Two months ago, Petersen's lawyer leaked the information that his client, no Communist, was accused of spying for The Netherlands. The Dutch Embassy in Washington promptly admitted receiving secret intelligence from Petersen, but the Dutch said that they assumed Petersen's superiors knew he was passing on the information. This was an odd assumption since one of the secrets the Dutch learned from Petersen was the fact that the U.S. had cracked Dutch codes.

U.S. agents also said that the tip-off on Petersen had come via the Baranes spy case (TIME, Oct. 11) in France. The French government, infiltrated by Communists, got some of Petersen's secrets from the Dutch.

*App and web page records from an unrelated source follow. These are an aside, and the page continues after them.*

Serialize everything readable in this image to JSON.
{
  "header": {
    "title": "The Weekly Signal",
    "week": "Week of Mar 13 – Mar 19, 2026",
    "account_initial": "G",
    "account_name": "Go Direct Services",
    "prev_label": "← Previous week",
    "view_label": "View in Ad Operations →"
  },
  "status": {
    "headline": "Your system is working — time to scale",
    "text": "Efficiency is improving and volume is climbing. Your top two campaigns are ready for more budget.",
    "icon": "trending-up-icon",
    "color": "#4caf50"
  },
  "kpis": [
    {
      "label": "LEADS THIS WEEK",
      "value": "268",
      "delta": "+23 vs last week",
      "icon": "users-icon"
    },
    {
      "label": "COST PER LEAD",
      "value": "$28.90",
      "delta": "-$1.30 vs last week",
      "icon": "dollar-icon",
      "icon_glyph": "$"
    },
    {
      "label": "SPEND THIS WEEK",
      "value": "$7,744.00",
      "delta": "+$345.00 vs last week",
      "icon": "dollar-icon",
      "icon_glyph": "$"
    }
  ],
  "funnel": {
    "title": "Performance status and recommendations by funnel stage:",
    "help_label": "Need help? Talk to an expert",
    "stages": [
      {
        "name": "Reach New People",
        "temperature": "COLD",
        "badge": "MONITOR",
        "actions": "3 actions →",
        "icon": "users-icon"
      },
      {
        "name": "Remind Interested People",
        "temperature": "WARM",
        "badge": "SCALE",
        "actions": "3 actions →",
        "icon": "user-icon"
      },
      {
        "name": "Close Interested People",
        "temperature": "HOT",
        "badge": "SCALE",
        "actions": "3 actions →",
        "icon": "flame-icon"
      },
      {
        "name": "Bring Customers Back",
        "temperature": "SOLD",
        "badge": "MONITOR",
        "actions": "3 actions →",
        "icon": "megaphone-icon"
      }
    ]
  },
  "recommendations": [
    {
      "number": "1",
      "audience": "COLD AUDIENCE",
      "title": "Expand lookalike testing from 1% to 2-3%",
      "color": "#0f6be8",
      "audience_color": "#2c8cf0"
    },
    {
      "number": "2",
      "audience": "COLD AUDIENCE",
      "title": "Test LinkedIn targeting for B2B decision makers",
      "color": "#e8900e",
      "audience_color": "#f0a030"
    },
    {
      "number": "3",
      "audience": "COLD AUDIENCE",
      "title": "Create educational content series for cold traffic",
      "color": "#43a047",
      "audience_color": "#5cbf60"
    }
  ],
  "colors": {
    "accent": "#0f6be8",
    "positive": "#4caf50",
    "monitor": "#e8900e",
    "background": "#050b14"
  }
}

Petersen's guilty plea last week was to the charge that he had "used" secret documents "in a manner prejudicial to the safety and interest of the U.S." (i.e., he had stored the papers in his apartment). By admitting guilt on one count of his indictment, he would avoid a trial that might, according to a top official, probe embarrassingly into details of an "emotional involvement" with a person to whom he fed information. In return, the U.S. agreed to drop two other counts, thus saving itself and The Netherlands the further embarrassment of having to prove that Petersen acted "to the advantage of a foreign nation."